While we rejoiced when director Sofia Coppola won the best director award at Cannes for only the second time as a woman in 56 years, jury member and actress Jessica Chastain was quick to point out the bigger picture: we need real women’s lives depicted on screen by the bulk load. Chastain watched 20 films to judge the Cannes Film Festival and what struck her most was the awful way society sees women. It’s still a case of “Smurfette Syndrome”; we simply don’t have enough female storytellers out there bringing the lives of women to the big screen – and women we recognise at that. It is a huge deal, however far removed Hollywood may seem from our daily lives. Because we learn from art as human beings. And what do we do if we never see their real lives reflected?
— Ava DuVernay (@ava) May 29, 2017
Chastain – a long time, kick-ass advocate of women’s rights – used the Cannes post-ceremony press conference to make clear her feelings on the portrayal of women in the movies she saw. “This is the first time I’ve watched 20 films in 10 days, and I love movies. And the one thing I really took away from this experience is how the world views women from the female characters that were represented,” she said. “It was quite disturbing to me, to be honest – with some exceptions.”
Her comments were of note, especially since Coppola had just won, but let’s remember that it’s still an unusual victory; Cannes, alongside the industry in general, has a long way to go so they needn’t start clapping themselves on the back. Coppola was only the second woman ever to win that award in the festival’s 70-year history, and no woman of colour has ever won it. Only one woman director, Jane Campion, has won the Palme d’Or in the festival’s 70-year history, an insane statistic.
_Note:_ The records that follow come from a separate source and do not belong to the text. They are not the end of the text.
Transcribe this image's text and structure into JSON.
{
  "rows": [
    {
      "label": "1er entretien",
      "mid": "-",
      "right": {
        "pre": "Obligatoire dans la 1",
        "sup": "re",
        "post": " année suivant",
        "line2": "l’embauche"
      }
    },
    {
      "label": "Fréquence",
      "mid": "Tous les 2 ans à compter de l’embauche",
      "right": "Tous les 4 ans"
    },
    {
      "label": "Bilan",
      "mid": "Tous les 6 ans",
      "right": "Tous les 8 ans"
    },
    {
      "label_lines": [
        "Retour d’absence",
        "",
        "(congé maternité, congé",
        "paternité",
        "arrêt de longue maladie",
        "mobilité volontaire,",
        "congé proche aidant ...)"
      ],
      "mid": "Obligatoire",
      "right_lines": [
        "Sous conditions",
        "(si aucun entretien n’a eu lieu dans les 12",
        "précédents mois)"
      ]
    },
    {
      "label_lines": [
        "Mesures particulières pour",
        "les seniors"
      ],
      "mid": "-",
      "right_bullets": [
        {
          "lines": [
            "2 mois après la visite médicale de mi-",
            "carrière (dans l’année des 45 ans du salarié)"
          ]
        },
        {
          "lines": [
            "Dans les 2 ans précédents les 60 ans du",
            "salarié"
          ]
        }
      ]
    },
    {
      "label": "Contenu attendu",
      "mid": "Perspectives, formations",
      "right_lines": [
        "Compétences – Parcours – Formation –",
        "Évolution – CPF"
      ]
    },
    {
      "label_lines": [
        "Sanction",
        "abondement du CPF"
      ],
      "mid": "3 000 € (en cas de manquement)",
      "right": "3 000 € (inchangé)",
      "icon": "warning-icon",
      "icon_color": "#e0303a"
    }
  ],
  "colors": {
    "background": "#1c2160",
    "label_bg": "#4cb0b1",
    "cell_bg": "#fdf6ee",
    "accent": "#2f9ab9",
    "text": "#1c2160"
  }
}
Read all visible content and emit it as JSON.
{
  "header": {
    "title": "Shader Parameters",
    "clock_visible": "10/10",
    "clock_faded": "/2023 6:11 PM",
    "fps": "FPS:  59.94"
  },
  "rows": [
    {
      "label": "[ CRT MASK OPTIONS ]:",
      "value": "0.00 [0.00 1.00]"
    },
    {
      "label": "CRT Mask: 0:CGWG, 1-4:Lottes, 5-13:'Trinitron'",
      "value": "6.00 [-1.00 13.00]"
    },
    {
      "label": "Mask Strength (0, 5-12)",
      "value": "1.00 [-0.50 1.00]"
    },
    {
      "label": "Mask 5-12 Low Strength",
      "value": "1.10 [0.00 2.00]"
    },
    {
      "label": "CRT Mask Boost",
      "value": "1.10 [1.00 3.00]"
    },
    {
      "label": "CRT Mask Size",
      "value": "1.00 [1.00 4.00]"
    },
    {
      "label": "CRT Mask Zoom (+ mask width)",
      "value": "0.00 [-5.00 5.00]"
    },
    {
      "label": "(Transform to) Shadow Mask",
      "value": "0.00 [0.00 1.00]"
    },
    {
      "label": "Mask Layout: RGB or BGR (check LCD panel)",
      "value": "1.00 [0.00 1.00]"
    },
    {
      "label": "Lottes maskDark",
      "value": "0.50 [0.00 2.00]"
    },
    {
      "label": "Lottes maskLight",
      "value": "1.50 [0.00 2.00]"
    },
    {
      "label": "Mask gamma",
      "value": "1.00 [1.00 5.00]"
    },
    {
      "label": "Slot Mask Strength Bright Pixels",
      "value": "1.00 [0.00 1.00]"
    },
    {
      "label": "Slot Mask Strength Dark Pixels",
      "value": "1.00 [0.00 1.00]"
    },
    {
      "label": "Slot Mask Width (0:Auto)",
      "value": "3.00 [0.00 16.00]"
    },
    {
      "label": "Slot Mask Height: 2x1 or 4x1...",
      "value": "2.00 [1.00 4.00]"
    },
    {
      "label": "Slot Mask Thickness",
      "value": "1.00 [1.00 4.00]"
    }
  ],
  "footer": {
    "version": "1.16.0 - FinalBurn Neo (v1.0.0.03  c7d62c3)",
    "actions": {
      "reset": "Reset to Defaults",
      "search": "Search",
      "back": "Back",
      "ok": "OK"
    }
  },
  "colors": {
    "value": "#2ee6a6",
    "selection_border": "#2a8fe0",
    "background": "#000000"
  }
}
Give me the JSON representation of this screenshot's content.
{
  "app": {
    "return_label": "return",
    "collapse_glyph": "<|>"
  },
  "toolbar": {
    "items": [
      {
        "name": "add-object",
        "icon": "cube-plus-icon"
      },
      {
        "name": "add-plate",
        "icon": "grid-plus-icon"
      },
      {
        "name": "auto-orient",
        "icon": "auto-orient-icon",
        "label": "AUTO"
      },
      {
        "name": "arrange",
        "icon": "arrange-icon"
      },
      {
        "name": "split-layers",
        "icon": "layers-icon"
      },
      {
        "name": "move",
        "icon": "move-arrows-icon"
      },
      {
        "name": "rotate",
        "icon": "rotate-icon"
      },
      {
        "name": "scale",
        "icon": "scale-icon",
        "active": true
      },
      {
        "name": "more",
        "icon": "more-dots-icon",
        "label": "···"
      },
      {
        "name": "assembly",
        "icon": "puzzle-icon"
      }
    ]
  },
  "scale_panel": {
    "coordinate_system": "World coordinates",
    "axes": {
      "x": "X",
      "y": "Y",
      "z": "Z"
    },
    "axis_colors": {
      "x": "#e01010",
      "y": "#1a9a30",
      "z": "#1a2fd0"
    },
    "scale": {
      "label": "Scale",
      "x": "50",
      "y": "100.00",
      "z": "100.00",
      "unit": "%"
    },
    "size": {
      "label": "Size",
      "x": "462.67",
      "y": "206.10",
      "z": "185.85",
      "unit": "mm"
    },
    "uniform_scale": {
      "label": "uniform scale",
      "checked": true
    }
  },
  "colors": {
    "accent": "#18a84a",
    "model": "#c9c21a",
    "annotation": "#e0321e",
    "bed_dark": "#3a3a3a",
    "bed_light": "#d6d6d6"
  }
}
Alongside Chastain, Nicole Kidman and Coppola herself used the festival to champion the call for women behind and in front of the camera.
“Everyone keeps saying, ‘Oh it’s so different now, it’s so different!’ It isn’t,” Kidman said at a Cannes press conference for The Beguiled. She’d been asked whether television was offering more freedom for women. In response, she delivered a blistering reply that silenced the room: “Only 4.2 percent of women directed the major motion pictures of 2016,” she said, citing a statistic from Women in Film. “There were 4,000 episodic television series, and only 183 women directed. So that there says it all. I think that’s really an important thing to say and keep saying.”
Coppola had previously put this issue into its simplest terms. “I just think, half the world is female,” she told, “so I just make what I want to see, and I feel there are other women out there that want to see a point of view closer to theirs.”
Chastain ended by saying this. “I hope when we include female storytellers they will be more like the women I know in my day-to-day life. They are proactive, have their own point of view and don’t just react to men around them,” she added.
Her comments struck me at a personal level. While writing a piece last week about the portrayal of those with disabilities on screen, as a partially disabled woman, I only found one woman I could truly resonate with – and even then her story acted as an arc for the male in the film. It’s so frustrating I could scream because film influences almost every aspect of my life and I’m not represented in it.
In modern society, I don’t – and we don’t – see things as they are on screen. Women across the world are crying out for change; we can only hope it doesn’t take another 56 years to get the ball rolling.